Beside cultural historical-, romantic- arguments, attention should be paid to the economic- functional values. There is no doubt that the survival of historic buildings and structures is strongly related to their actual functional importance or their potentials in this. Even when a building is regard as a valuable historic monument, it still needs a suitable function. Why should we preserve a building or structure and implement conservation, if we don’t know what to do with it after a restoration? The thesis ‘Heritage conservation is Economic development’ seems to me not only a statement it is a ‘must’, because both are unbreakable related to each other.
At last some examples about the reuse of forts in Indonesia.
In Jakarta, the Castle or former main settlement of the VOC in East-south Asia is already vanished in the years 1808-09, under the reign of Governor General Herman Daendels the Castle and city wall of Batavia were dismantled, the bricks were reused in the build-up of the satellite town ‘Weltevreden’, nowadays ‘Jakarta Pusat’. Occasionally, plans are launched to reconstruct the Benteng in a certain form. Thinking about such, I suggest it could be done as a sort of urban landscaping in a greater approach concerning the rehabilitation of Jakarta Kota.
In Yogyakarta, the former Fort Vredeburg (about 1760) is restored, having new functions as museum, convention facility and offices and governmental guesthouse.
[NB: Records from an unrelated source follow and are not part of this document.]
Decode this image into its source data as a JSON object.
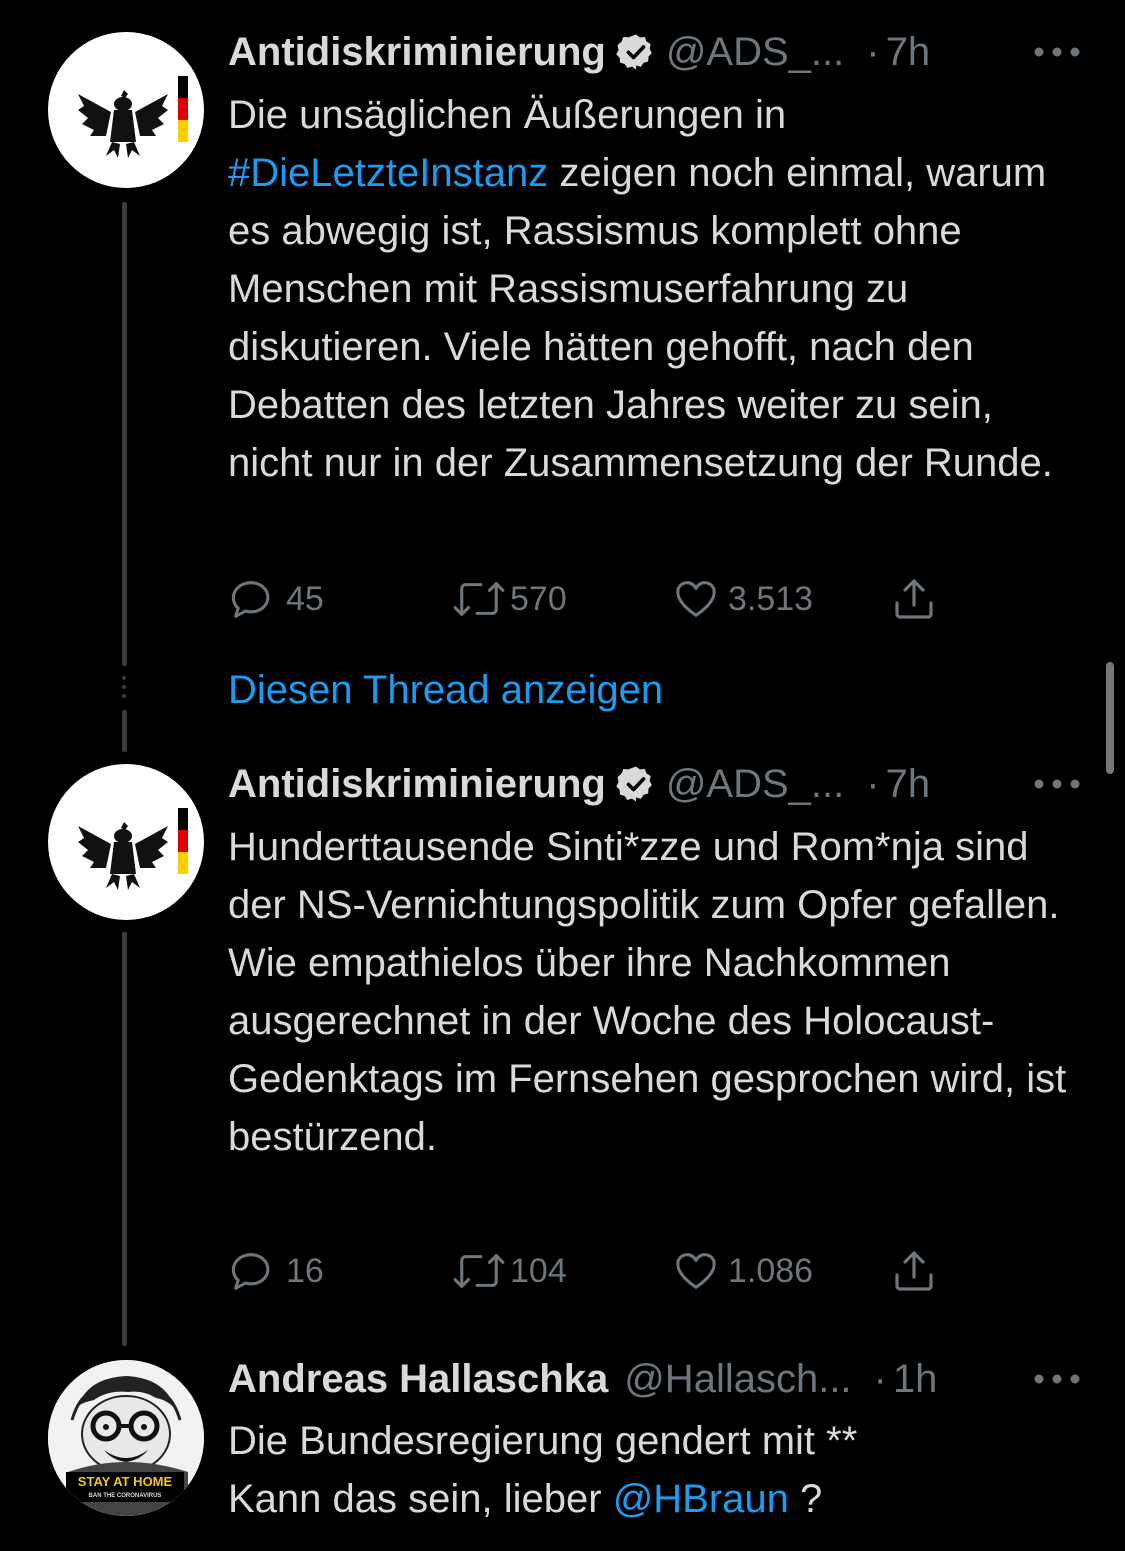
{
  "tweets": [
    {
      "author_name": "Antidiskriminierung",
      "handle": "@ADS_...",
      "separator": "·",
      "time": "7h",
      "text_parts": [
        "Die unsäglichen Äußerungen in",
        "#DieLetzteInstanz",
        " zeigen noch einmal, warum es abwegig ist, Rassismus komplett ohne Menschen mit Rassismuserfahrung zu diskutieren. Viele hätten gehofft, nach den Debatten des letzten Jahres weiter zu sein, nicht nur in der Zusammensetzung der Runde."
      ],
      "replies": "45",
      "retweets": "570",
      "likes": "3.513"
    },
    {
      "author_name": "Antidiskriminierung",
      "handle": "@ADS_...",
      "separator": "·",
      "time": "7h",
      "text_parts": [
        "Hunderttausende Sinti*zze und Rom*nja sind der NS-Vernichtungspolitik zum Opfer gefallen. Wie empathielos über ihre Nachkommen ausgerechnet in der Woche des Holocaust-Gedenktags im Fernsehen gesprochen wird, ist bestürzend."
      ],
      "replies": "16",
      "retweets": "104",
      "likes": "1.086"
    },
    {
      "author_name": "Andreas Hallaschka",
      "handle": "@Hallasch...",
      "separator": "·",
      "time": "1h",
      "text_parts": [
        "Die Bundesregierung gendert mit **",
        "Kann das sein, lieber ",
        "@HBraun",
        " ?"
      ],
      "avatar_text": [
        "STAY AT HOME",
        "BAN THE CORONAVIRUS"
      ]
    }
  ],
  "show_thread_label": "Diesen Thread anzeigen",
  "icons": {
    "reply": "reply-icon",
    "retweet": "retweet-icon",
    "like": "heart-icon",
    "share": "share-icon",
    "more": "more-icon",
    "verified": "verified-badge-icon"
  },
  "colors": {
    "background": "#000000",
    "text": "#d9d9d9",
    "muted": "#6e767d",
    "link": "#1d9bf0",
    "thread_line": "#3b3b3b"
  }
}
The appearance is strong in the urban environment.
Yokyakarta—Fort-Vredeburg-(±1760) © Cor Passchier / PDA
In Gombong, central Java, the octagonal fort (about 1820) has undergone a technical maintenance; nowadays it is now used as a sort of amusement park. In the immediate vicinity of the Fort, one can find are all kind of funfair attractions, even plastic dragons; above on the octagonal wall drives a small fair train on rails; they actually did not make any meaningful use of the building space and structure and I guess this kind of function will not prove being sustainable.
In Banten, west Java, the remains of the former Fort Surosowan (around 1680) undergone a consolidating restoration and is as part of the landscape an archaeological park.
In Makassar, Sulawesi, the big Fort Rotterdam (about 1670) is since centuries the identity carrier of the town on the seaside. It is recently restored and has a main cultural function; one finds here the regional museum Galigo, the inner space is a fairground for the city dwellers and the branch office of the ministry of Education and Culture is established here.
In Ambon, the small tower fort Amsterdam (about 1633), is restored to its former glory, on beautiful location near by the sea; unfortunately one did not paid serious attention to establish a new meaningful function after the rehabilitation; so for some time it was still an empty witness of history.
Ambon—Fort-Amsterdam-(±1640) © Cor Passchier / PDA
Recommendations and conclusions
It is clear that the national and regional governments are willing to invest in the conservation and reuse of built heritage, such as forts. However, not all stakeholders, architects and investors, have knowledge and information about the conservation and reuse of old forts. In November 2013, an international European conference (ArtFort) was held and also an Indonesian delegation participated. The information exchange regarding to the reuse of this category built heritage was considered as very positive and it is an actual subject of thoughts to organize such an international workshop also in Indonesia. Which I would highly recommend; beside the share of information, it may broaden the scope how to treat historic Forts as useful heritage, how to organize the approach and with references to economic benefits and integrating in urban planning.